application of Information Technology and university academic programmes
(curriculum). It looks at some of the causes, and considers the probable
solutions for bridging the gap between them and suggests the possibilities of
exploring a new role for our universities and employers of labor. It also
highlights strategies to abolish the misalignment between university and
industry. The main concept is to blend the academic rigidity with the
industrial relevance.; Comment: 10 pages IEEE Format, International Journal of Computer Science and
Information Security, IJCSIS 2009, ISSN 1947 5500, Impact factor 0.423,
Wireless sensor networks have profound effects on many application fields
like security management which need an immediate and fast system reaction.
Indeed, the monitoring of a dangerous product warehouse is a major issue in
chemical industry field. This paper describes the design of chemical warehouse
security system using the concept of active products and wireless sensor
networks. A security application layer is developed to supervise and exchange
messages between nodes and the control center to prevent industrial accident.
Different security rules are proposed on this layer to monitor the internal
state and incompatible products distance. If a critical event is detected, the
application generates alert message which need a short end to end delay and low
packet loss rate constraints by network layer. Thus, a QoS routing protocol is
also developed in the network layer.
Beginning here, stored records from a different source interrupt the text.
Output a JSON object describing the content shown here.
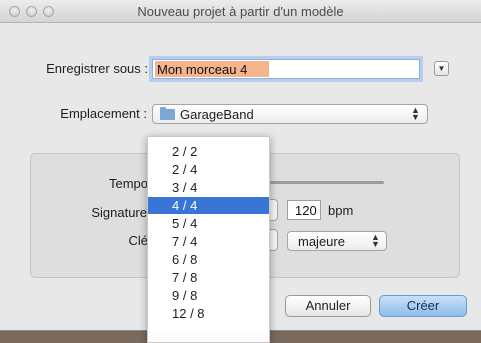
{
  "window": {
    "title": "Nouveau projet à partir d'un modèle"
  },
  "save_as": {
    "label": "Enregistrer sous :",
    "value": "Mon morceau 4"
  },
  "location": {
    "label": "Emplacement :",
    "value": "GarageBand",
    "icon": "folder-icon"
  },
  "settings": {
    "tempo_label": "Tempo",
    "signature_label": "Signature",
    "key_label": "Clé",
    "tempo_value": "120",
    "tempo_unit": "bpm",
    "mode_value": "majeure"
  },
  "signature_menu": {
    "items": [
      "2 / 2",
      "2 / 4",
      "3 / 4",
      "4 / 4",
      "5 / 4",
      "7 / 4",
      "6 / 8",
      "7 / 8",
      "9 / 8",
      "12 / 8"
    ],
    "selected": "4 / 4"
  },
  "buttons": {
    "cancel": "Annuler",
    "create": "Créer"
  },
  "colors": {
    "accent": "#3875d7",
    "selection_text_bg": "#f4b48c",
    "default_button": "#8dbdeb"
  }
}
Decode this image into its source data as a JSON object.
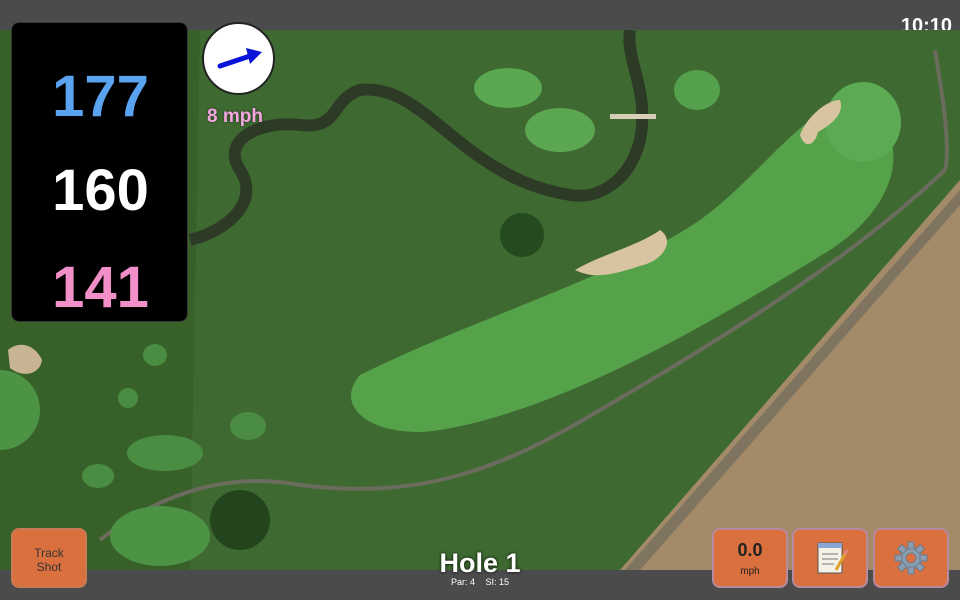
{
  "status": {
    "time": "10:10"
  },
  "distances": {
    "back": "177",
    "middle": "160",
    "front": "141"
  },
  "wind": {
    "speed_label": "8 mph",
    "direction": "arrow-right-up"
  },
  "hole": {
    "title": "Hole 1",
    "par_label": "Par: 4",
    "si_label": "SI: 15"
  },
  "buttons": {
    "track_shot_line1": "Track",
    "track_shot_line2": "Shot",
    "wind_value": "0.0",
    "wind_unit": "mph",
    "notes_icon": "notepad-icon",
    "settings_icon": "gear-icon"
  },
  "colors": {
    "back_distance": "#5aa3f0",
    "middle_distance": "#ffffff",
    "front_distance": "#f28fc8",
    "button": "#d9703e",
    "wind_label": "#f5a7e0"
  }
}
The proposed solution is implemented in
Castalia/OMNeT++ simulator. Simulation results show that the system reacts
perfectly for critical event and can meet the QoS constraints of alert message.; Comment: 20 pages in International Journal of Computer Science, Engineering
and Applications (IJCSEA), Vol.4, No.6, December 2014, pp. 53-72
Security in any of the networks became an important issue in this paper we
have implemented a security mechanism on Medium Access Control layer by Assured
Neighbor based Security Protocol to provide authentication and confidentiality
of packets along with High speed transmission for Ad hoc networks. Here we have
divided the protocol into two different parts. The first part deals with
Routing layer information; in this part we have tried to implement a possible
strategy for detecting and isolating the malicious nodes. A trust counter for
each node is determined which can be actively increased and decreased depending
upon the trust value for the purpose of forwarding the packets from source node
to destination node with the help of intermediate nodes. A threshold level is
also predetermined to detect the malicious nodes. If the value of the node in
trust counter is less than the threshold value then the node is denoted
'malicious'. The second part of our protocol deals with the security in the
link layer. For this security reason we have used CTR (Counter) approach for
authentication and encryption. We have simulated all our strategies and schemes
in NS-2, the result of which gives a conclusion that our proposed protocol i.e.
Assured Neighbor based Security Protocol can perform high packet delivery
against various intruders and also packet delivery ratio against mobility with
low delays and low overheads.; Comment: 11 pages...